Article I, section 9, clause 7 of the Constitution says that "no money shall be drawn from the Treasury, but in Consequence of Appropriations made by law." That provision of the Constitution outlines one of the most important tools of Congress: the "power of the purse."
Congress has the exclusive authority to allocate funding for government agencies and programs. That authority is exercised each year through the appropriations process. The House Appropriations Committee divides the funding measures up into twelve different bills based on areas of jurisdiction. The government funding bills must be passed each year by September 30 in order to avoid a government shutdown.
In recent years, Congress has fallen into a bad habit of passing massive omnibus spending bills instead of passing individual appropriations bills. This year, the House is setting out to change that by passing individual appropriations bills and allowing Members of Congress to openly amend the bills.
So far this year the House has already passed six of the twelve bills covering agencies ranging from the Department of Defense to the Department of Justice to the Department of Transportation. I have used the appropriations process to push for some important reforms and spending cuts.
During the funding bill for the Department of Veterans Affairs, I introduced an amendment that would prevent the VA from taking money away from the VA Choice Card Program. This is the program that allows veterans to seek care from private providers when they live more than 40 miles from a VA facility or face extended wait times.
President Obama and VA Secretary Robert McDonald have requested to move funding away from the VA Choice Card program and instead spend the money elsewhere. I strongly believe our veterans deserve access to private medical care, and I am pleased to report that my amendment passed and was included in the final bill.
I also tried to use the Department of Energy funding bill to fight back against wasteful spending. I introduced an amendment that would have cut over $1 billion in spending by eliminating all funding for the Department of Energy's Energy Efficiency and Renewable Energy program. I believe that program represents unnecessary government influence on the free market. Unfortunately, my amendment was not adopted.
The appropriations process is also an important opportunity to ensure that government agencies are accountable to the American people. I introduced an amendment to the funding bill for the Department of Justice that would have cut funding to the Bureau of Alcohol, Tobacco, Firearms and Explosives (ATF) by 20 percent or $250 million.
In recent years the ATF has seen an outrageous growth in operations and the number of regulations coming from their agency. This includes everything from the Fast and Furious gun running scheme to a recent attempt to ban common M855 ammunition. My amendment drew attention to the failures of the ATF and threatened them with a major funding reduction. I hope the leadership of the ATF takes notice and stops overstepping their authority.
Unfortunately, the appropriations process has stalled out in the Senate because Democrats want to see more money going to some government agencies. In an effort to get what they want, Democrats are blocking the funding bill for the Pentagon and our nation's military men and women. In other words, the whole appropriations process is being held up because Democrats want more funding for things like the IRS and the EPA.

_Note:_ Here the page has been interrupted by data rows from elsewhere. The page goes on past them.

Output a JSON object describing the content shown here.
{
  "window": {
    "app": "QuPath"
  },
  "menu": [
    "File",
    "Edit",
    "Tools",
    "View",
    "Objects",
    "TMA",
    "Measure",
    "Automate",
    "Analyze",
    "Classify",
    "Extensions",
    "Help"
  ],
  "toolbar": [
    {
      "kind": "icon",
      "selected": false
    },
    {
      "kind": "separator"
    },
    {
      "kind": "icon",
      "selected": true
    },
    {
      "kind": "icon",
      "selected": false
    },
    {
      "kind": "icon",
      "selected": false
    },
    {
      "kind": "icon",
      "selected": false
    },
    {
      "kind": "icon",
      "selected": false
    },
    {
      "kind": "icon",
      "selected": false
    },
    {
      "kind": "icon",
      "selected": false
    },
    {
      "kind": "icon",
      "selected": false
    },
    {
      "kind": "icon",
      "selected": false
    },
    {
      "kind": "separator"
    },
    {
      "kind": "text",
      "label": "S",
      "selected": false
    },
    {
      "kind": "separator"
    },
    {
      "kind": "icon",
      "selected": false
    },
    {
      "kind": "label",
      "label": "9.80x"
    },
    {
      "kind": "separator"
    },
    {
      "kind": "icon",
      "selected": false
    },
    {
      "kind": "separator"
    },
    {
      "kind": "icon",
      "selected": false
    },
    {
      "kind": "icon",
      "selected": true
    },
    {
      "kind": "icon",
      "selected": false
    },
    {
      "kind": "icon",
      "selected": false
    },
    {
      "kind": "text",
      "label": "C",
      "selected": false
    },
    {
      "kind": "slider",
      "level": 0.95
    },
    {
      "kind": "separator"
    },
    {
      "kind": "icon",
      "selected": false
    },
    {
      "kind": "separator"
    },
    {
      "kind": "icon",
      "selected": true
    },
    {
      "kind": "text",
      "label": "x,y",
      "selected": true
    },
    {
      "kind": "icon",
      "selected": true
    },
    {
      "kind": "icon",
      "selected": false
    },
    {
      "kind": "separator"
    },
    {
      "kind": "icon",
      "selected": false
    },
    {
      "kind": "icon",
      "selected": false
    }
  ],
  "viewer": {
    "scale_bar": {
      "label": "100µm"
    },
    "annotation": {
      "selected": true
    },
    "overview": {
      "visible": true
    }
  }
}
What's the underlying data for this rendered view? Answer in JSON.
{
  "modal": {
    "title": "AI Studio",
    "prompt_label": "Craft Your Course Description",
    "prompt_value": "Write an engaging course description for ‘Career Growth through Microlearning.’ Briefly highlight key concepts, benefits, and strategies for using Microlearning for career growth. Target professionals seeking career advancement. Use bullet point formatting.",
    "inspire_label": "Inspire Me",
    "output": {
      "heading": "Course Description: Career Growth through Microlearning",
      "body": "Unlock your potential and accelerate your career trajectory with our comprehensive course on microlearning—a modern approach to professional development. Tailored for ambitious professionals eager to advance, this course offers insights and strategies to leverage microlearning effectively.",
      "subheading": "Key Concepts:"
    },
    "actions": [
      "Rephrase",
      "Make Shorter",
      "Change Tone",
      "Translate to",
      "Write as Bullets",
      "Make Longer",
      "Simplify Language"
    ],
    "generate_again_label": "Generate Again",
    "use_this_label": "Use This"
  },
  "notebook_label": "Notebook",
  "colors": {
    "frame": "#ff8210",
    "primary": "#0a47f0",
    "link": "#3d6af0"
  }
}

If we stay stuck in political gridlock, Congress is effectively limiting our ability to use the "power of the purse" to set national priorities and ensure accountability.
I plan to continue offering amendments to appropriations bills in the House as we work to reduce wasteful spending and make government agencies more efficient. I hope Democrats will move past these political games and join us in moving the process forward.